→ WORK ORDER
Go through the material and copy each line that includes "screenshot".

Top of MATERIALS PROVIDED

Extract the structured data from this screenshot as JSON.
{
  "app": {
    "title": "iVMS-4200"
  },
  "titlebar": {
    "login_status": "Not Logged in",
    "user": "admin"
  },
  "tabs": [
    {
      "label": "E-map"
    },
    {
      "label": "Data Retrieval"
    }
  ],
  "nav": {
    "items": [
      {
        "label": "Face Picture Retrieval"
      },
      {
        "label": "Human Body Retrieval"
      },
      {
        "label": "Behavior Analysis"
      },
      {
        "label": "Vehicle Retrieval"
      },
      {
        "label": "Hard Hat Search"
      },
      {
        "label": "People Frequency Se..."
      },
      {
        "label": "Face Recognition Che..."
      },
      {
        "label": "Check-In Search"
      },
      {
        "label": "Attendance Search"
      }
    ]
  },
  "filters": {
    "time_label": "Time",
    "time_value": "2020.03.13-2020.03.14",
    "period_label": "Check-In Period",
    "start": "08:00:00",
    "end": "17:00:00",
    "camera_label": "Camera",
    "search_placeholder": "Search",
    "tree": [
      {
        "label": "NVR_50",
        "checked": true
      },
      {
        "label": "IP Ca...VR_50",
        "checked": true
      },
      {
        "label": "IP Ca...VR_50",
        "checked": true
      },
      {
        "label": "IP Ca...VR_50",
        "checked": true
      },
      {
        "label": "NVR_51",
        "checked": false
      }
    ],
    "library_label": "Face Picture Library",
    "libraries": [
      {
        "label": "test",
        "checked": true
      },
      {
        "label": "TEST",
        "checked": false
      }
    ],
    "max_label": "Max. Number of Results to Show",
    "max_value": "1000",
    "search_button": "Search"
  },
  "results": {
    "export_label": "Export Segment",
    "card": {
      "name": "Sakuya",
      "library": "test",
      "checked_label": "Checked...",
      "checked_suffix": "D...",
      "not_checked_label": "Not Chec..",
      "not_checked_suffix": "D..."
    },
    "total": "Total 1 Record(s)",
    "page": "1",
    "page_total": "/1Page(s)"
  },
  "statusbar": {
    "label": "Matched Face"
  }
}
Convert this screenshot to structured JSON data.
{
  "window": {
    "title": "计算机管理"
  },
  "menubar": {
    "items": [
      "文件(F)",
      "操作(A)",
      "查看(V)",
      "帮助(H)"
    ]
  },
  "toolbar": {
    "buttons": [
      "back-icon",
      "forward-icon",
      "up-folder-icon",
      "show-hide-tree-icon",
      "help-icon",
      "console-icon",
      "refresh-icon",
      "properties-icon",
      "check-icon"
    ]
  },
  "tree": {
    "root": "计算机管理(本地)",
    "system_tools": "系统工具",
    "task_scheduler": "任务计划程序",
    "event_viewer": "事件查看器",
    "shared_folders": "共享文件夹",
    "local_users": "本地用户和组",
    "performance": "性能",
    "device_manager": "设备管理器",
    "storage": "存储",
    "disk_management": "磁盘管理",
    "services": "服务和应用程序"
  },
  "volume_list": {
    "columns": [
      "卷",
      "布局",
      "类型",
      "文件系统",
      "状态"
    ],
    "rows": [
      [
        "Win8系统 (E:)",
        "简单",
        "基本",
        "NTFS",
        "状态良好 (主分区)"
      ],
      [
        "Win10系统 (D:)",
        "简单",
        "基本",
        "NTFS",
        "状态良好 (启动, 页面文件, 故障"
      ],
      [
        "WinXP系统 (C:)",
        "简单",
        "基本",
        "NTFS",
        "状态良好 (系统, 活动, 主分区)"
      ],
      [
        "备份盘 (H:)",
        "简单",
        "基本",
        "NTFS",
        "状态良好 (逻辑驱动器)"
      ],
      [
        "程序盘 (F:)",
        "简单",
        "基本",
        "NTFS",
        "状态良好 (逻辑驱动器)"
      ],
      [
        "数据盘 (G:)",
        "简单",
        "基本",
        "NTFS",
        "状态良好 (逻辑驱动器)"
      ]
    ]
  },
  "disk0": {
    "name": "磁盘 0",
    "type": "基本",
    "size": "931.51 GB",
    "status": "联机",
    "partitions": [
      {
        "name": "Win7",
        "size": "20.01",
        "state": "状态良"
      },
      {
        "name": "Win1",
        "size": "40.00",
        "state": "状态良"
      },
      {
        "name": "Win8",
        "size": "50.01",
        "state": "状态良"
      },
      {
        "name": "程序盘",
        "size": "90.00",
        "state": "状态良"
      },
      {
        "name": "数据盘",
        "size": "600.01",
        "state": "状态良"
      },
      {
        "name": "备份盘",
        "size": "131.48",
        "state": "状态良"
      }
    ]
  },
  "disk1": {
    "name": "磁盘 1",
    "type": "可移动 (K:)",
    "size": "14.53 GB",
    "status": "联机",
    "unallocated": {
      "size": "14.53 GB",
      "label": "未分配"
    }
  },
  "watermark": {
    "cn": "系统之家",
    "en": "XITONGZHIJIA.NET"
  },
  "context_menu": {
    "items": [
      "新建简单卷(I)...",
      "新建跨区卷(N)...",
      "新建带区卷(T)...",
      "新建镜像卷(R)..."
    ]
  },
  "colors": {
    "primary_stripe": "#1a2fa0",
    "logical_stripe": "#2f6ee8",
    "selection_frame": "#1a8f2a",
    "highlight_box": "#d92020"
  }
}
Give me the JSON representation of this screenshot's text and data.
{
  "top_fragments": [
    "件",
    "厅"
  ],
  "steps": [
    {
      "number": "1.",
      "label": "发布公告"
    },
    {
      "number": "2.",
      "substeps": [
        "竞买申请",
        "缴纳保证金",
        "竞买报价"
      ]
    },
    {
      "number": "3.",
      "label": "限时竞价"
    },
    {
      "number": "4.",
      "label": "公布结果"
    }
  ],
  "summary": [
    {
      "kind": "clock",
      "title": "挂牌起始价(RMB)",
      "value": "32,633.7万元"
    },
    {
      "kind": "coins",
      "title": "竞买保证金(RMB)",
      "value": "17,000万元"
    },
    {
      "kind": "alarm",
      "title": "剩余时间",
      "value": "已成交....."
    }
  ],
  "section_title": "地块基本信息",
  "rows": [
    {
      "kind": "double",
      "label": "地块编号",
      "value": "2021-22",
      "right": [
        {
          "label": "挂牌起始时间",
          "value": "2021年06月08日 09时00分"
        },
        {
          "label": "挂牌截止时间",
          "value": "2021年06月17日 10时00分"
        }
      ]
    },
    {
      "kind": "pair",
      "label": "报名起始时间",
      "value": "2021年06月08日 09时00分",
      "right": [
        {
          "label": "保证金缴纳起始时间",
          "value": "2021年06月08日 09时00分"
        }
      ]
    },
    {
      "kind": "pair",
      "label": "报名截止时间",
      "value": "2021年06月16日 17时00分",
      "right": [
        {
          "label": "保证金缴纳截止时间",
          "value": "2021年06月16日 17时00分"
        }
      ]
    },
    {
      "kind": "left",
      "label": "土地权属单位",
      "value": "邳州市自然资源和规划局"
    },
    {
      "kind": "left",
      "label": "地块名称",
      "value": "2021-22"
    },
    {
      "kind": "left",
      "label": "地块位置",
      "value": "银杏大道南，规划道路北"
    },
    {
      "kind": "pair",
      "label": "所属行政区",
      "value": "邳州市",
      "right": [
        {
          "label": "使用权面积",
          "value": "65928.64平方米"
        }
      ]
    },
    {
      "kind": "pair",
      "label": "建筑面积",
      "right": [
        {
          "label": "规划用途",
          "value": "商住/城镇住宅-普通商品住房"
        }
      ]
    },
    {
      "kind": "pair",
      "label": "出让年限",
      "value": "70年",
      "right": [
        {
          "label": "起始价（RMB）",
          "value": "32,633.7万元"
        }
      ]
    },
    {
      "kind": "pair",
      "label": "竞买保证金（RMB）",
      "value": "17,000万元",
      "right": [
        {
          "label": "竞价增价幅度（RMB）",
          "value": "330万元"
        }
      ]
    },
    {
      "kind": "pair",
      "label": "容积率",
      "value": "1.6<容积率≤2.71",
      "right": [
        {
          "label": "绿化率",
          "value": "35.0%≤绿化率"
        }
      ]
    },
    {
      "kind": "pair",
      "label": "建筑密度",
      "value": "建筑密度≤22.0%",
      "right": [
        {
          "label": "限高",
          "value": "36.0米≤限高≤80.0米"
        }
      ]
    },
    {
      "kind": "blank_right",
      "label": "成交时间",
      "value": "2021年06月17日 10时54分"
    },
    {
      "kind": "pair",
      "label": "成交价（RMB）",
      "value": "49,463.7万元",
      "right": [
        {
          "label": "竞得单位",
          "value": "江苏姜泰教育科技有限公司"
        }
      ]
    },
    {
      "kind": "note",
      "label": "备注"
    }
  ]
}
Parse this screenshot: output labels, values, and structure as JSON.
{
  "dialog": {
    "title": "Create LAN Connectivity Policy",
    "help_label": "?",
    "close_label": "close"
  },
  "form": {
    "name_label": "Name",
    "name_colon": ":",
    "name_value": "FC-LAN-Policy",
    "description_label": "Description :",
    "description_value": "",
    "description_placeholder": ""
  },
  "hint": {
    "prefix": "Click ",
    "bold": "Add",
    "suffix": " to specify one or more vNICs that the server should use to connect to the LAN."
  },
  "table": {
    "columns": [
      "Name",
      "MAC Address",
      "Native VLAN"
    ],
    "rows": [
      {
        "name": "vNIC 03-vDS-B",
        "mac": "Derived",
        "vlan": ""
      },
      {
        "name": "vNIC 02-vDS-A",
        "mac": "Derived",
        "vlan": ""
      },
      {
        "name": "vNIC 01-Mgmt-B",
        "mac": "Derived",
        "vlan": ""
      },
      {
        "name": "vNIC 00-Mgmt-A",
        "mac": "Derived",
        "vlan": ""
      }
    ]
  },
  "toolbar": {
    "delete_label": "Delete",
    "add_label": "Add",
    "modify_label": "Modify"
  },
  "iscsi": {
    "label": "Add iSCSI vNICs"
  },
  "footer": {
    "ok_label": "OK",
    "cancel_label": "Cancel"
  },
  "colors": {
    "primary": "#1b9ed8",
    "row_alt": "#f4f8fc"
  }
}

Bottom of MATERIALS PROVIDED

→ EXERCISE RESPONSE
Extract the structured data from this screenshot as JSON.
Convert this screenshot to structured JSON data.
Give me the JSON representation of this screenshot's text and data.
Parse this screenshot: output labels, values, and structure as JSON.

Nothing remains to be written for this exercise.